Planning a county fair is a full-time, year-round job.
It’s a logistical juggling act. And it’s a lot harder to juggle without knowing exactly what Washington’s COVID-19 guidelines will look like come September.
Last year, the Spokane County Interstate Fair was canceled due to the pandemic.
The fair should happen this year from Sept. 10 through Sept. 19, but it probably won’t be back to normal.
“We may have to take it down to a core concentration of things,” Spokane County Fair and Expo Director Erin Gurtel said. “Maybe it’s a condensed version of the fair.”
If the fair happened today, staff couldn’t allow more than 9,000 people on the fairgrounds at any given time.
Given the fair sees about 200,000 visitors during a 10-day stretch and as many as 40,000 people on Saturdays, that cap could hurt revenues. Gurtel said it’s not an option to run the fair normally if it means losing huge amounts of money.
“We do have to be fiscally responsible with what we’re doing,” she said.
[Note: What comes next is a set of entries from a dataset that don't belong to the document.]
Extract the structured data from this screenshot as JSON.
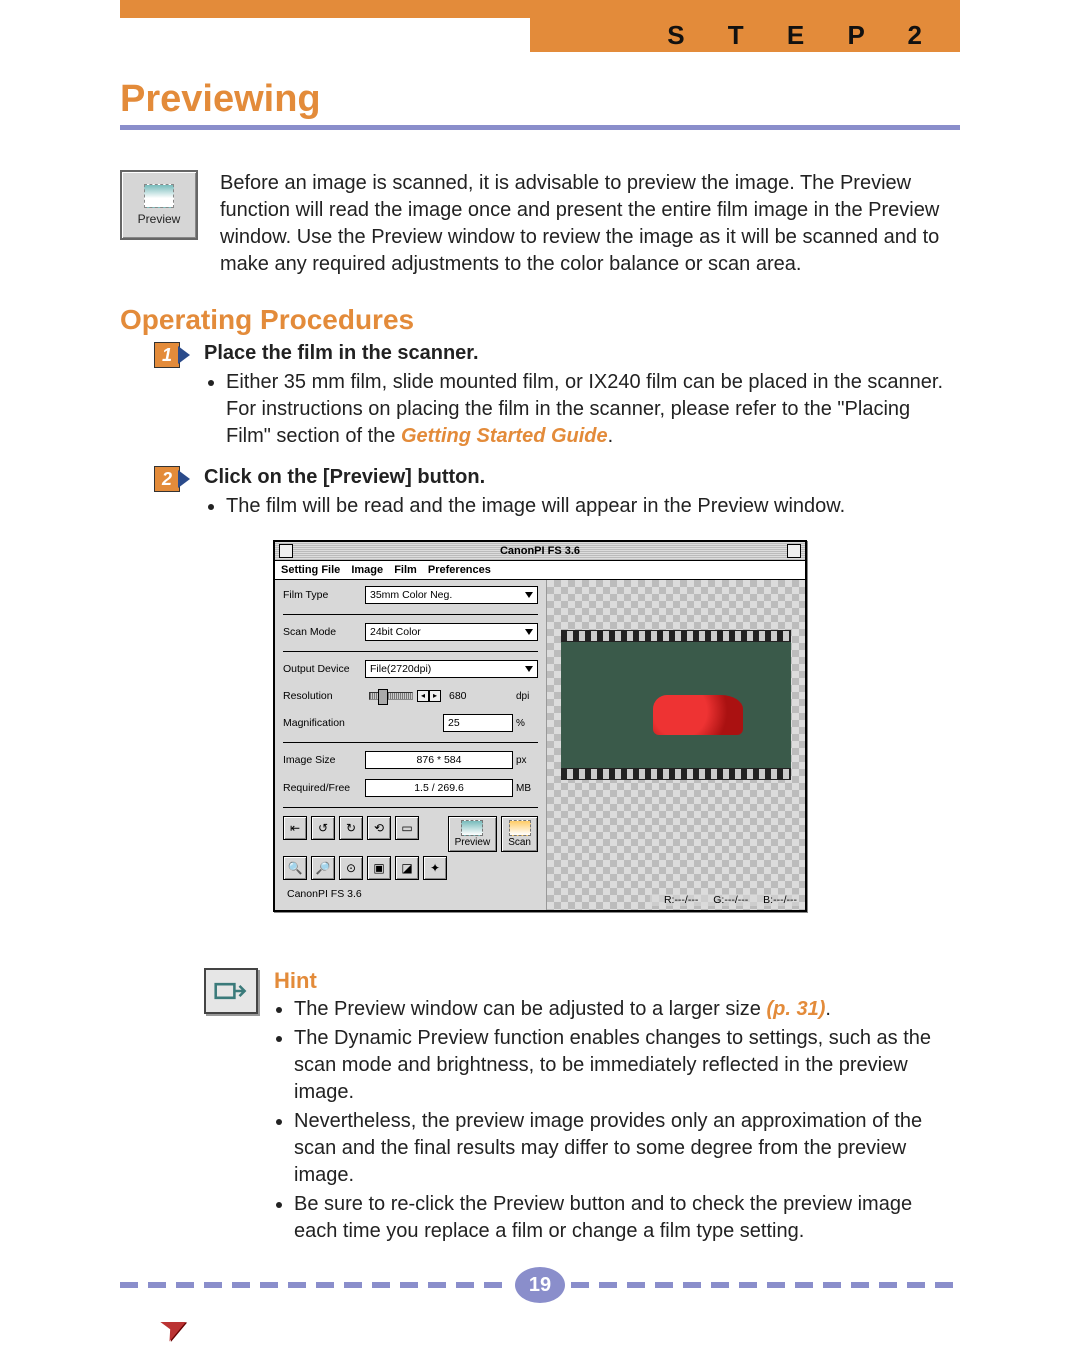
{
  "step_banner": "S T E P     2",
  "title": "Previewing",
  "preview_button_icon_label": "Preview",
  "intro": "Before an image is scanned, it is advisable to preview the image. The Preview function will read the image once and present the entire film image in the Preview window. Use the Preview window to review the image as it will be scanned and to make any required adjustments to the color balance or scan area.",
  "section_heading": "Operating Procedures",
  "steps": [
    {
      "num": "1",
      "head": "Place the film in the scanner.",
      "bullets": [
        "Either 35 mm film, slide mounted film, or IX240 film can be placed in the scanner. For instructions on placing the film in the scanner, please refer to the \"Placing Film\" section of the "
      ],
      "bullets_em": "Getting Started Guide",
      "bullets_tail": "."
    },
    {
      "num": "2",
      "head": "Click on the [Preview] button.",
      "bullets": [
        "The film will be read and the image will appear in the Preview window."
      ]
    }
  ],
  "screenshot": {
    "window_title": "CanonPI FS 3.6",
    "menus": [
      "Setting File",
      "Image",
      "Film",
      "Preferences"
    ],
    "fields": {
      "film_type_label": "Film Type",
      "film_type_value": "35mm Color Neg.",
      "scan_mode_label": "Scan Mode",
      "scan_mode_value": "24bit Color",
      "output_device_label": "Output Device",
      "output_device_value": "File(2720dpi)",
      "resolution_label": "Resolution",
      "resolution_value": "680",
      "resolution_unit": "dpi",
      "magnification_label": "Magnification",
      "magnification_value": "25",
      "magnification_unit": "%",
      "image_size_label": "Image Size",
      "image_size_value": "876 * 584",
      "image_size_unit": "px",
      "required_free_label": "Required/Free",
      "required_free_value": "1.5 / 269.6",
      "required_free_unit": "MB"
    },
    "buttons": {
      "preview": "Preview",
      "scan": "Scan"
    },
    "status_left": "CanonPI FS 3.6",
    "rgb_r": "R:---/---",
    "rgb_g": "G:---/---",
    "rgb_b": "B:---/---"
  },
  "hint": {
    "title": "Hint",
    "bullets": [
      {
        "text_pre": "The Preview window can be adjusted to a larger size ",
        "ref": "(p. 31)",
        "text_post": "."
      },
      {
        "text_pre": "The Dynamic Preview function enables changes to settings, such as the scan mode and brightness, to be immediately reflected in the preview image."
      },
      {
        "text_pre": "Nevertheless, the preview image provides only an approximation of the scan and the final results may differ to some degree from the preview image."
      },
      {
        "text_pre": "Be sure to re-click the Preview button and to check the preview image each time you replace a film or change a film type setting."
      }
    ]
  },
  "page_number": "19"
}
Gurtel told the county commissioners Monday about the challenges facing the fair. She said fair leaders are considering ways to distribute attendance more evenly across the 10 days.
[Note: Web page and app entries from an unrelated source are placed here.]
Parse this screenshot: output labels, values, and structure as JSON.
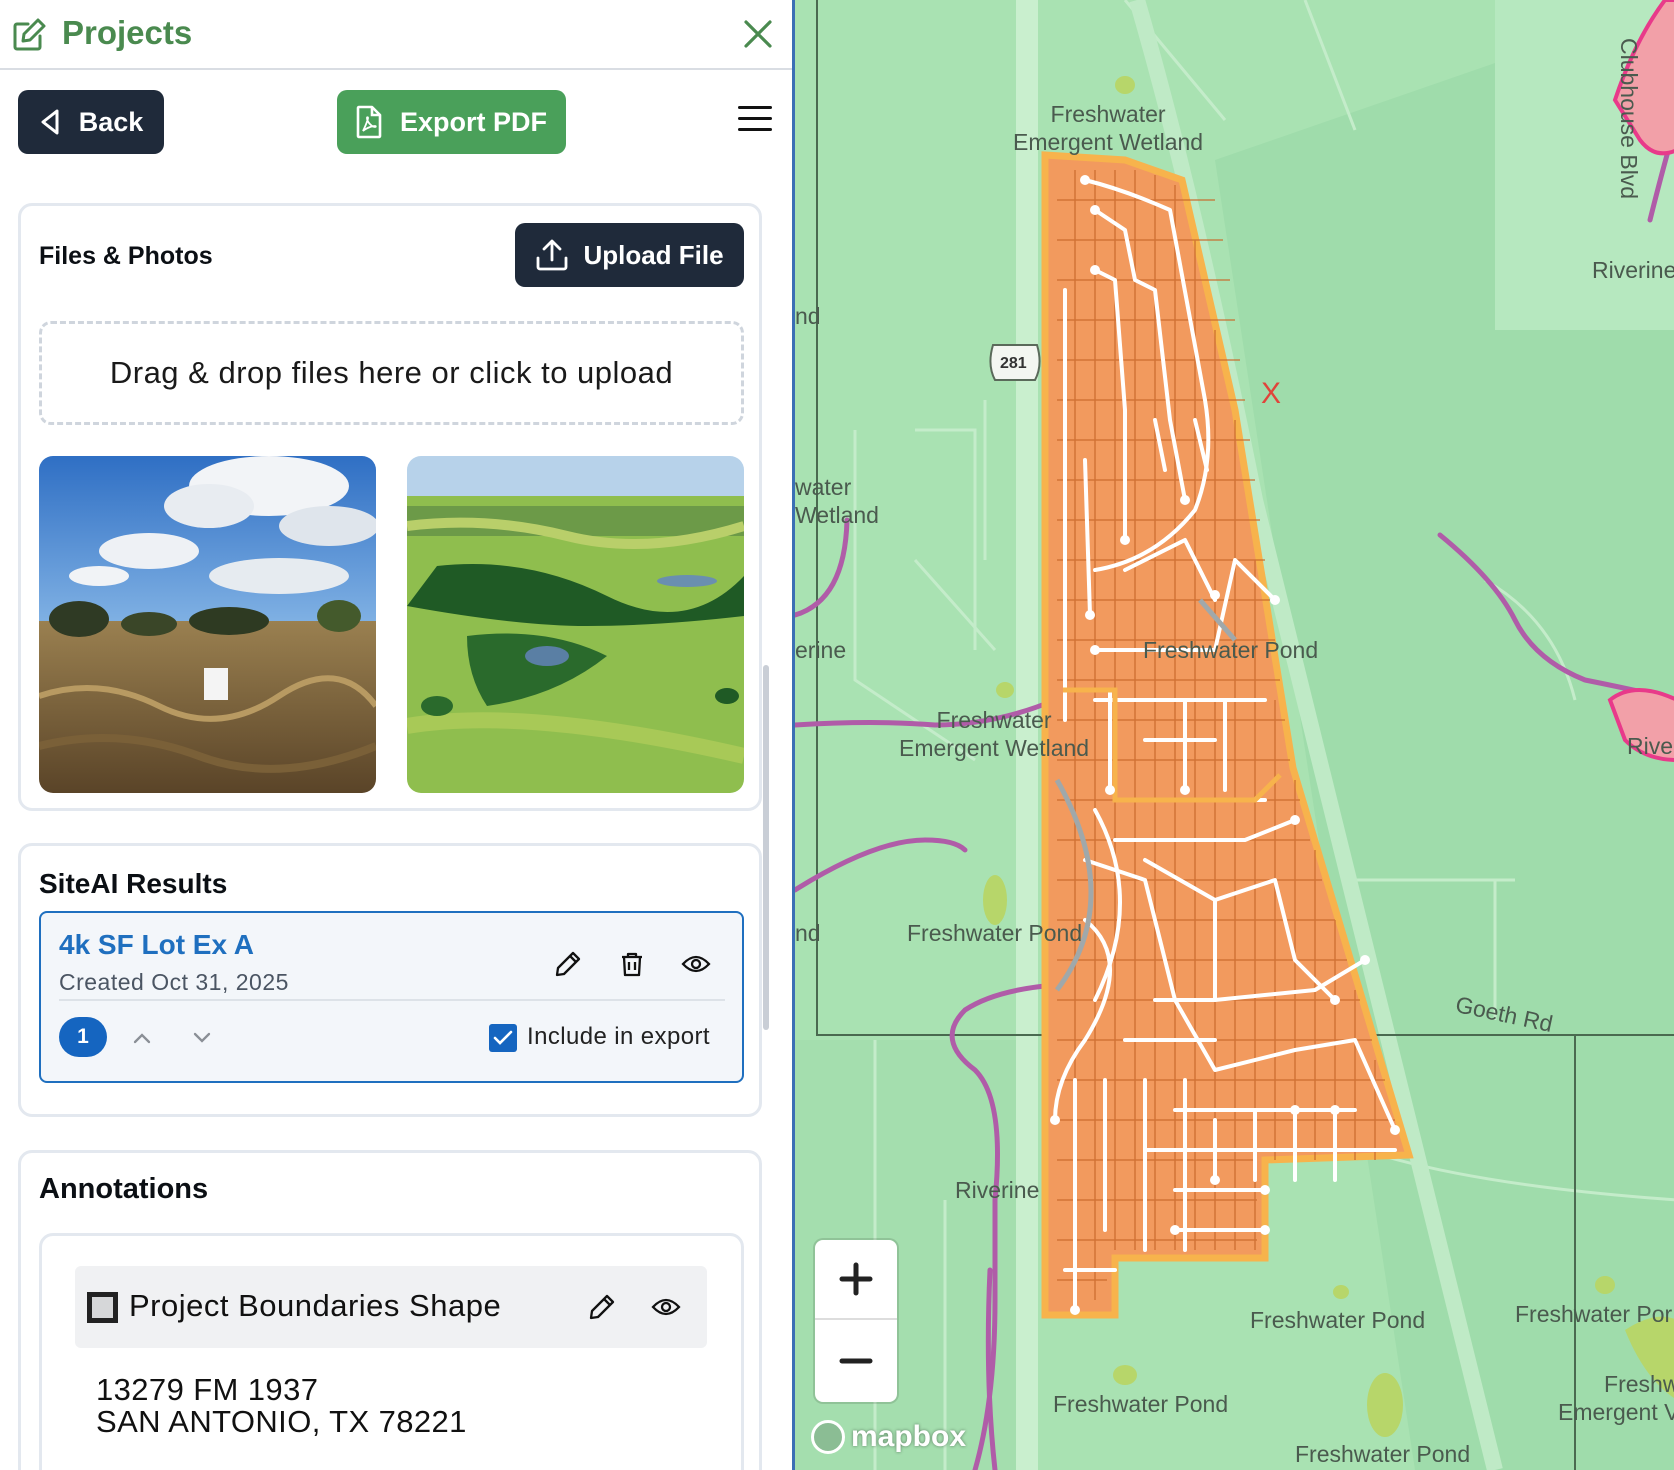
{
  "header": {
    "title": "Projects"
  },
  "toolbar": {
    "back_label": "Back",
    "export_label": "Export PDF"
  },
  "files": {
    "title": "Files & Photos",
    "upload_label": "Upload File",
    "dropzone_text": "Drag & drop files here or click to upload"
  },
  "siteai": {
    "title": "SiteAI Results",
    "result": {
      "name": "4k SF Lot Ex A",
      "created": "Created Oct 31, 2025",
      "rank": "1",
      "include_label": "Include in export",
      "include_checked": true
    }
  },
  "annotations": {
    "title": "Annotations",
    "item_label": "Project Boundaries Shape",
    "address_line1": "13279 FM 1937",
    "address_line2": "SAN ANTONIO, TX 78221"
  },
  "map": {
    "labels": {
      "wetland_top": "Freshwater\nEmergent Wetland",
      "clubhouse": "Clubhouse Blvd",
      "route": "281",
      "riverine_right": "Riverine",
      "nd_top": "nd",
      "water_left": "water\nWetland",
      "erine_left": "erine",
      "pond_center": "Freshwater Pond",
      "wetland_mid": "Freshwater\nEmergent Wetland",
      "river_right2": "River",
      "nd_mid": "nd",
      "pond_left": "Freshwater Pond",
      "goeth": "Goeth Rd",
      "riverine_bottom": "Riverine",
      "pond_bottom1": "Freshwater Pond",
      "pond_bottom_right": "Freshwater Por",
      "wetland_bottom_right": "Freshw\nEmergent V",
      "pond_bottom2": "Freshwater Pond",
      "pond_bottom3": "Freshwater Pond",
      "marker": "X"
    },
    "attribution": "mapbox",
    "colors": {
      "parcel": "#f29a5e",
      "parcel_outline": "#f7b34c",
      "wetland": "#a9e2b2",
      "riverine": "#b05ca8"
    }
  }
}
There are a few ways to tweak the fair in order to mitigate the impact of a 9,000-people-at-a-time capacity ceiling.
For one, Gurtel said the fair could offer discounted tickets during weekdays. That would incentivize people to come during the week, which would minimize crowds on the weekends.
Grandstand events might have to be modified or pared back. Under the current guidelines, the fair could only have 25% capacity in the bleachers for an event. At the Spokane County Interstate Fair, that would mean 1,300 people in 5,200 seats.
Musical acts, demolition derbies and rodeo audiences might be kept smaller, although there could be a separate section for people who have been vaccinated. Social distancing wouldn’t be necessary in that area, so seating could be denser.
In addition to the COVID-19 limitations, Gurtel said she’s worried about finding enough staff . The fair usually hires 200 temporary workers.
It’s still too early to know exactly what state-level restrictions might look like three months from now.
“We’re optimistic,” Gurtel said. “We hope it’s just going to be an amazing year at the fair and that these guidelines open up enough.”
Local journalism is essential.
Give directly to The Spokesman-Review's Northwest Passages community forums series -- which helps to offset the costs of several reporter and editor positions at the newspaper -- by using the easy options below. Gifts processed in this system are not tax deductible, but are predominately used to help meet the local financial requirements needed to receive national matching-grant funds.
Subscribe to the Coronavirus newsletter
Get the day’s latest Coronavirus news delivered to your inbox by subscribing to our newsletter.